However, it was with my beloved Dolphins that Buoniconti achieved his greatest measure of admiration. The eight-time pro bowler helped the Dolphins reach three consecutive Super Bowls – and win two of them.

“Every play is like life or death,” Buoniconti once said. “I can’t think of anything except the play that is taking place at the moment.”

Maybe that’s exactly what the Patriots saw when they made Buoniconti their selection way back in 1962.

10. Shannon Sharpe (seventh round in 1990)

No matter what you think of Shannon Sharpe as an individual – although he is quite on the arrogant side – much like his brother Sterling – he’s really not that bad. As a three-time Super Bowl winner who played an integral part in all three victories, I couldn’t deny Sharpe’s place in history.

Sharpe helped the Broncos to the league title in 1997 and 1998 and then helped the Baltimore Ravens win the championship in 2000. The eight-time pro bowler finished his 14-year career with 815 receptions for 10,060 yards and 62 touchdowns in 204 games. Sharpe is the NFL’s all-time receptions and yardage leader for a tight-end, as well as the second leading receiver in Denver Broncos history. He also holds the team’s single-game record for receiving yards, with 214 against the Kansas City Chiefs in 2002. Not to shabby for a guy picked in the seventh round.

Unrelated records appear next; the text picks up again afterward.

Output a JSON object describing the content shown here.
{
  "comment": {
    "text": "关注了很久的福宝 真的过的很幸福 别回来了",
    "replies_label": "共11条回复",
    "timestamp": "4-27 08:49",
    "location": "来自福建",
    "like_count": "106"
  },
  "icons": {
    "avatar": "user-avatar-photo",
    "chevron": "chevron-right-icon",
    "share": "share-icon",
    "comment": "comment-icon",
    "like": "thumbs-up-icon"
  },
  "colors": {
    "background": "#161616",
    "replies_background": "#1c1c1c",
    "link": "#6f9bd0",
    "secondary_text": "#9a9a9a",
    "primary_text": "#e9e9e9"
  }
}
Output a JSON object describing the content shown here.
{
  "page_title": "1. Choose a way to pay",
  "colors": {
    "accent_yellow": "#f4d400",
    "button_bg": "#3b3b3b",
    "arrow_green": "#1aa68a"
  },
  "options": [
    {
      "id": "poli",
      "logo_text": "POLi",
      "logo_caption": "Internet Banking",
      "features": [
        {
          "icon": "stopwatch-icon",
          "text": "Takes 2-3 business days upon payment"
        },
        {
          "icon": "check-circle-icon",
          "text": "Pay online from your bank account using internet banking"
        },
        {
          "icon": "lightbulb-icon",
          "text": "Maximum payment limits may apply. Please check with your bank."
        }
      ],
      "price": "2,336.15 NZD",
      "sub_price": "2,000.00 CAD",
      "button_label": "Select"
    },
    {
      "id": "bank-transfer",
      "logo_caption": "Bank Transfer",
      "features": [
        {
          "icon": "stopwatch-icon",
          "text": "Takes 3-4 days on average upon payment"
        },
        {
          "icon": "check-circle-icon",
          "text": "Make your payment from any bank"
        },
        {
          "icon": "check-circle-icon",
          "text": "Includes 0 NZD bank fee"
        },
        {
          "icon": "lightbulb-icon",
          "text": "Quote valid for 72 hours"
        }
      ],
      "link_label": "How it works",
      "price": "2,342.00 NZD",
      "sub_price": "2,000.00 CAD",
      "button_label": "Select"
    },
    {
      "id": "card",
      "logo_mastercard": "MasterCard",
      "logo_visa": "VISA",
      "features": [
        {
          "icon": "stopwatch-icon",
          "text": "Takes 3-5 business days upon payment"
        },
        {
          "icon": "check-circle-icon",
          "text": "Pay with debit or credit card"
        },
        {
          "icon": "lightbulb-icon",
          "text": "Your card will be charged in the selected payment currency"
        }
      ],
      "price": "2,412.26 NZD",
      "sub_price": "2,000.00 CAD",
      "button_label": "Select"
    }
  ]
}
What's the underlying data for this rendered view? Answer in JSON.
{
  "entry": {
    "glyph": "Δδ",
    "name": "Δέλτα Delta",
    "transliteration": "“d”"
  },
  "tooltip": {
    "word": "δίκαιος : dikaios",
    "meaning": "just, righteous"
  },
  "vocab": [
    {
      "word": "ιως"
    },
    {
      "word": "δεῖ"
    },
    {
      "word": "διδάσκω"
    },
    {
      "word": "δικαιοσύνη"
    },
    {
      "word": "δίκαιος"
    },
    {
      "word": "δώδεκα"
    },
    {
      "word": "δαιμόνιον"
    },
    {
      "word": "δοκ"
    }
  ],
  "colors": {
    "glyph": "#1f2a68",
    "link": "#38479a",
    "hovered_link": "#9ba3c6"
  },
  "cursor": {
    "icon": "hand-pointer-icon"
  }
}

So, there you have it. The 10 greatest draft picks in NFL history. Remember - one man’s trash can be another man’s treasure – and this list backs it up.